Anyway. As patient as we’ve been, there is always the desire to jump the gun and get right to the action. While I can’t provide you with the first taste of year two of the Luke Fickell era or Chip Kelly’s first game as head coach of the Bruins in reality, I can do the next, next, next, next closest thing. That’s right, its time to simulate the matchup.

As I will outline every week, here’s how this works. I will run five simulation sets using This is a new site for us, so its subject to change. The site runs roughly 20-25 matchups before providing a possible result. It also has more up-to-date rosters, although I should note that they are not fully updated for this season. Still, this is just an approximation anyway. Now let’s get to the fake football.

Cincinnati 17 UCLA 10

In our first simulation, the Bearcats win on the back of a nice effort from Gerrid Doaks. The sophomore running back rushes for 83 yards and a touchdown and is also the top receiver (five receptions, 84 yards, TD). That receiving score goes for 46 yards and proves to be the decisive blow for the visiting Bearcats.

Within the overall set, 19 games simulations were run and UC only won six times. UCLA won 13 times, with 11 of those victories by 20 points or more.

Cincinnati 37 UCLA 27

Even though the computers don’t love UC again (UCLA wins 15 of 24 matchups with an average score of 30.9 points), it doesn’t matter.
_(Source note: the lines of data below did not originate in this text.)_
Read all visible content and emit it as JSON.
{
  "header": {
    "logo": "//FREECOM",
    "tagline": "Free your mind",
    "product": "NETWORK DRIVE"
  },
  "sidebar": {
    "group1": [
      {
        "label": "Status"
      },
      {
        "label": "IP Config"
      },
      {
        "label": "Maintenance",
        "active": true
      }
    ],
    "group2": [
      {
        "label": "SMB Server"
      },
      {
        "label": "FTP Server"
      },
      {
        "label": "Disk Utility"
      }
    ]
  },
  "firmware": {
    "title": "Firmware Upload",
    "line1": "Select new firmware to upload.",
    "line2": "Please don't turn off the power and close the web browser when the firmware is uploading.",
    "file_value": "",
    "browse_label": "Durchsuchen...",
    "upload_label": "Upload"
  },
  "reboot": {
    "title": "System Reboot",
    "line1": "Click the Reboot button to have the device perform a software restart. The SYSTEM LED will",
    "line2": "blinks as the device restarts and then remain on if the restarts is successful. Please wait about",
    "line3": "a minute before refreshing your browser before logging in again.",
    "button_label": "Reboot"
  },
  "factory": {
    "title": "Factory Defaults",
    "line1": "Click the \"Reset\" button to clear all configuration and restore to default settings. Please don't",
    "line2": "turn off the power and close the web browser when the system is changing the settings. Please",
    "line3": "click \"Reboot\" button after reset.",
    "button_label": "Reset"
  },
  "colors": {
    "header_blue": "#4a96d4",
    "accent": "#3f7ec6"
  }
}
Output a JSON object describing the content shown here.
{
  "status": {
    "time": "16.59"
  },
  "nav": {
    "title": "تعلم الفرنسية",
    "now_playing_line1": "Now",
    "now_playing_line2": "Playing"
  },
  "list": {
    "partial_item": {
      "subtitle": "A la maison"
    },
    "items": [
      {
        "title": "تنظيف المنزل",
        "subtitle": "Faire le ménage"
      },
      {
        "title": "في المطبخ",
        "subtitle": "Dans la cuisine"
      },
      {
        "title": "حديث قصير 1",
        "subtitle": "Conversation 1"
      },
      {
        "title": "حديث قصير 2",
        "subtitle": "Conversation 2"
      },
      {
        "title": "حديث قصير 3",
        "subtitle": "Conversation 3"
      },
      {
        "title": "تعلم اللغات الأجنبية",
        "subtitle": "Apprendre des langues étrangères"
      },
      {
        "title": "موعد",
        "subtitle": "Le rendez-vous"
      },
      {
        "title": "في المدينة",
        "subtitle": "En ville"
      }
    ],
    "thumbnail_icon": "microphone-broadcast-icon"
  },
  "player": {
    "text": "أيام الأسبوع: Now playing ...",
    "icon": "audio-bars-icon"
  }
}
The simulation of record goes to the Bearcats. Even more astounding is the fact that the Bearcats come roaring back from a 17-0 deficit. Once again, Doaks is the star, rushing for 83 yards and a touchdown, although he doesn’t impact the passing game as much.

Cincinnati 21 UCLA 20

Doaks scores on a five-yard touchdown run in the final minutes and UC’s defense forces a turnover on the ensuing possession to put the game away. Doaks rushes for 76 yards and a touchdown and the Bearcats somehow overcome five (!) interceptions from Hayden Moore, who does throw for 302 yards and rush for another 92. Kahlil Lewis makes his presence felt as well, finishing with eight receptions for 80 yards.

This was one of 11 matchups that UC won in a sample size of 26 matchups.

UCLA 20 Cincinnati 17

It was bound to happen eventually. The first three simulation sets all indicated UCLA had the far superior chance to win but the Bearcats showed heart on the digital gridiron. Yeah. Let’s go with that.

Despite 102 yards and a score from Michael Warren II, UC can’t overcome three interceptions from Moore, with UCLA scoring scoring on a two-yard rushing touchdown to capture victory, one of 17 in a sampling of 28 simulations.

Cincinnati 45 UCLA 26

In this set, UC only won a game by 20 points or more 13.8 percent of the time. While this was “only” a 19-point victory, it is evident that this is a highly unlikely outcome. That is unless Moore actually throws for 334 yards and four touchdowns on 60.4 percent passing as he did in this matchup.

Our final findings from this experiment seem to contradict each other. While UC won four of the five matchups above, in the simulation sets themselves, UCLA consistently came out on top, usually with double digit wins. I guess we’ll have to make a few more tweaks for next week. For now, enjoy the football and hope reality is as kind as the computers were today.